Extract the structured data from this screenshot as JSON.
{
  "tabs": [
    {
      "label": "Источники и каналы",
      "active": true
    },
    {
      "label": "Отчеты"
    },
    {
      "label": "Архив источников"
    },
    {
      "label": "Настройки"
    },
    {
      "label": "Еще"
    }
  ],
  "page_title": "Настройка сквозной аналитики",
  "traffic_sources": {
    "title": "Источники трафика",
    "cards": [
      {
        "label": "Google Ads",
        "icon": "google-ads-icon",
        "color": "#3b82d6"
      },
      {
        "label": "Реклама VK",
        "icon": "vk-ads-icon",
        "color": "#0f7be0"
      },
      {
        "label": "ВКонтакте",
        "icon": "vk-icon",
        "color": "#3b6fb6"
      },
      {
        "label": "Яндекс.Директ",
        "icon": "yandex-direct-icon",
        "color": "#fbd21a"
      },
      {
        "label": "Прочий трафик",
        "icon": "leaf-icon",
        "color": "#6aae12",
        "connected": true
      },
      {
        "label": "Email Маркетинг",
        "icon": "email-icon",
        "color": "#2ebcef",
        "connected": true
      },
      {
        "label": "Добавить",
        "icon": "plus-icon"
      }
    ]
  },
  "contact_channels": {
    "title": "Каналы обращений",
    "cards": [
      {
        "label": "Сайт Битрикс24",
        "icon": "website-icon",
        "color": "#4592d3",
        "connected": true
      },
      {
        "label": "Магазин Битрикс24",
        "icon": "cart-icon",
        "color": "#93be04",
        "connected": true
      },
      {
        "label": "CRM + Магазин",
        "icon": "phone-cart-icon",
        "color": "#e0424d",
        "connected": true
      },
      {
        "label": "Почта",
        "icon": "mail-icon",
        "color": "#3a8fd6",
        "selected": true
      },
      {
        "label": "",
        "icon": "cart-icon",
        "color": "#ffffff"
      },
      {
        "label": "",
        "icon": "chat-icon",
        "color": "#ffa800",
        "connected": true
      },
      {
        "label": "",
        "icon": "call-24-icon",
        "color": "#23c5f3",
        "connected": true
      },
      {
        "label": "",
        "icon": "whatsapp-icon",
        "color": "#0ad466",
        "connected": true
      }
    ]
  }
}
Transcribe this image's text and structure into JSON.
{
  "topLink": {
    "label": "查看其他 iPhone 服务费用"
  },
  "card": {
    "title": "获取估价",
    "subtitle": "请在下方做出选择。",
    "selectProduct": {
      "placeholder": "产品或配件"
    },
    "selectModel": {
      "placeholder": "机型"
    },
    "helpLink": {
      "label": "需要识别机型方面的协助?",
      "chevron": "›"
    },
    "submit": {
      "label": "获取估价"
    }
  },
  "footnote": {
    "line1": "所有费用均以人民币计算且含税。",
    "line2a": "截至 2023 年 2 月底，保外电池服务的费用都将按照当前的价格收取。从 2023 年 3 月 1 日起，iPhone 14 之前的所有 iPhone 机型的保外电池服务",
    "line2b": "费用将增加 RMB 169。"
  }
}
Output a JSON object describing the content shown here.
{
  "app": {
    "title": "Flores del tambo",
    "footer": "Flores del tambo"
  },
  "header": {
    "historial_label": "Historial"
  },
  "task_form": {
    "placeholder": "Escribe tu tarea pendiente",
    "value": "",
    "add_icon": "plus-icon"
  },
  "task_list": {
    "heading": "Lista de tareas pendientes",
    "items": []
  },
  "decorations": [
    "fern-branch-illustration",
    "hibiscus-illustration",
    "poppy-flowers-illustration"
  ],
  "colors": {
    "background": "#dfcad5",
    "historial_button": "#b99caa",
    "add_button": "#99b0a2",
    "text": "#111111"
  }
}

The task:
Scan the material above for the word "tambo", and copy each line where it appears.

Exercise answer:
    "title": "Flores del tambo",
    "footer": "Flores del tambo"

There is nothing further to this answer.